Michael R May, Brian R Moore
Evolutionary biologists have long been fascinated by the extreme differences in species numbers across branches of the Tree of Life. This has motivated the development of statistical phy- logenetic methods for detecting shifts in the rate of lineage diversification (speciation – extinction). One of the most frequently used methods—implemented in the program MEDUSA—explores a set of diversification-rate models, where each model uniquely assigns branches of the phylogeny to a set of one or more diversification-rate categories. Each candidate model is first fit to the data, and the Akaike Information Criterion (AIC) is then used to identify the optimal diversification model.
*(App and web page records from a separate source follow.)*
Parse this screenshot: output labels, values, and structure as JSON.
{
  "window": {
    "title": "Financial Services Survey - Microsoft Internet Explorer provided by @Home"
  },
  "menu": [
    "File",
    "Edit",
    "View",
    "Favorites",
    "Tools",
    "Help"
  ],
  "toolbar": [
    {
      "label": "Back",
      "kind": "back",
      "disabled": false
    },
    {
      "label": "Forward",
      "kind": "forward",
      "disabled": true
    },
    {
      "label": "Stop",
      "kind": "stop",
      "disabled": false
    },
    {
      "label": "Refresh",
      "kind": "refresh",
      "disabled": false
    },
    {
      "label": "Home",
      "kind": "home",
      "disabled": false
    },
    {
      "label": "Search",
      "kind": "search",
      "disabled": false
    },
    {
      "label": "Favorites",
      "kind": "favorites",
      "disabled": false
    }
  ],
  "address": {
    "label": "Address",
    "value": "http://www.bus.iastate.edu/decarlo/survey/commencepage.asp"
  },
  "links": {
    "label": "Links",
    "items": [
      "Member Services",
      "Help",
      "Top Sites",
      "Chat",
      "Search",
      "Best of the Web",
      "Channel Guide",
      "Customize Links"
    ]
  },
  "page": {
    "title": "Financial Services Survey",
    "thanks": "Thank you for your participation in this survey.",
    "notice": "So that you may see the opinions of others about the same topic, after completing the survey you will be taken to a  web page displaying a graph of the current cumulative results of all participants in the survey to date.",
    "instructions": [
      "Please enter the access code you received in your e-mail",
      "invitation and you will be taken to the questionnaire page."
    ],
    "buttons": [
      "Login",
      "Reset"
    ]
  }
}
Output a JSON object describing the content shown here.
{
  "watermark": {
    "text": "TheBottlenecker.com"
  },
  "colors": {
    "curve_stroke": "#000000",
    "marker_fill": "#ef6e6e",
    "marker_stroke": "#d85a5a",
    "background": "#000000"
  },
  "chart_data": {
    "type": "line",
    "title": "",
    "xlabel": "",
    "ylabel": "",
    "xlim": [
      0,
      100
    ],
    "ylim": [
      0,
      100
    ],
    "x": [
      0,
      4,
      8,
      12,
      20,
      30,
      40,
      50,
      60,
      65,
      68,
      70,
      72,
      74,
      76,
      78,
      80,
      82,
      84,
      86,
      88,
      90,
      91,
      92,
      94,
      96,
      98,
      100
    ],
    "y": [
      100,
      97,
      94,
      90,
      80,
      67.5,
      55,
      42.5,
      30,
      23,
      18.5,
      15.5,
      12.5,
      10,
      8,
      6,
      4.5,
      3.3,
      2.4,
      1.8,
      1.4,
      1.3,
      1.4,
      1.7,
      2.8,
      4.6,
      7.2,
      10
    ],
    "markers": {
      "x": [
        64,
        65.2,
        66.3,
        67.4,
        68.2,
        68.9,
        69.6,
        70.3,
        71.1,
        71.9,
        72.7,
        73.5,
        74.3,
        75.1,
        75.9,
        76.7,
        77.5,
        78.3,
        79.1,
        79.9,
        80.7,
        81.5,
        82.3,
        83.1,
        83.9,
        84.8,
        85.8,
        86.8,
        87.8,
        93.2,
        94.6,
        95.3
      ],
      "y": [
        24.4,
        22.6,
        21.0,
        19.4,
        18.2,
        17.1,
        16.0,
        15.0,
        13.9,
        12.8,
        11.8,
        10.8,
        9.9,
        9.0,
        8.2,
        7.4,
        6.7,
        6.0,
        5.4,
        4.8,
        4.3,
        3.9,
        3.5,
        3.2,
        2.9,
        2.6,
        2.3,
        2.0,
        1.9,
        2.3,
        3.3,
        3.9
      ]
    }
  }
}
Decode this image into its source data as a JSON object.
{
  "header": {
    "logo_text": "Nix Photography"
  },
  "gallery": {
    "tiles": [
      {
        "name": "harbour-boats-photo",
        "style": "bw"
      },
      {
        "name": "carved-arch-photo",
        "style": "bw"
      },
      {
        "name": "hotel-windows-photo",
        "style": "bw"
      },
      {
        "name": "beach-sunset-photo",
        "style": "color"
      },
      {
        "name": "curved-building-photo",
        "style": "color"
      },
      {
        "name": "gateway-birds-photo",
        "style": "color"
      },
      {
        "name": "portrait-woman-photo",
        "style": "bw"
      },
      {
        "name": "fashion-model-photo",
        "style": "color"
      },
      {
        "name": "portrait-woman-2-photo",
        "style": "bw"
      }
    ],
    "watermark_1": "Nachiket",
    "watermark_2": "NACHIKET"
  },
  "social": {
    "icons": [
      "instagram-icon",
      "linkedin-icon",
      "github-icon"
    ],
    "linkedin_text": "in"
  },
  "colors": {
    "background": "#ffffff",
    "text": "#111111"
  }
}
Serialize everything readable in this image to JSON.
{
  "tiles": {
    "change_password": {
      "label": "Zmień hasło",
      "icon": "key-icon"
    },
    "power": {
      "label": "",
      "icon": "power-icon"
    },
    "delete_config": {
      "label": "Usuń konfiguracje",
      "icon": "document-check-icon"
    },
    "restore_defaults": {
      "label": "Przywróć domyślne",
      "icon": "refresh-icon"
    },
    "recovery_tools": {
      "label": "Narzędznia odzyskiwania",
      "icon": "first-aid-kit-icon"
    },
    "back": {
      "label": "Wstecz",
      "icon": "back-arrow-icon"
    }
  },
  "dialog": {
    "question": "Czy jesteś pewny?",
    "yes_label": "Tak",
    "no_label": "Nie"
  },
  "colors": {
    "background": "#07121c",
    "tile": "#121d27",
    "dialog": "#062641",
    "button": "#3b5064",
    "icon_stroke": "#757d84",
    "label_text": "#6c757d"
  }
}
Surprisingly, the statistical behavior of this popular method is completely unknown, which is a concern in light of the poor performance of the AIC as a means of choosing among models in other phylogenetic comparative contexts, and also because of the ad hoc algorithm used to visit models. Here, we perform an extensive simulation study demonstrating that, as implemented, MEDUSA (1) has an extremely high Type I error rate (on average, spurious diversification-rate shifts are identi- fied 42% of the time), and (2) provides severely biased parameter estimates (on average, estimated net-diversification and relative-extinction rates are 183% and 20% of their true values, respectively). We performed simulation experiments to reveal the source(s) of these pathologies, which include (1) the use of incorrect critical thresholds for model selection, and (2) errors in the likelihood function. Understanding the statistical behavior of MEDUSA is critical both to empirical researchers—in order to clarify whether these methods can reliably be applied to empirical datasets—and to theoretical biologists—in order to clarify whether new methods are required, and to reveal the specific problems that need to be solved in order to develop more reliable approaches for detecting shifts in the rate of lineage diversification.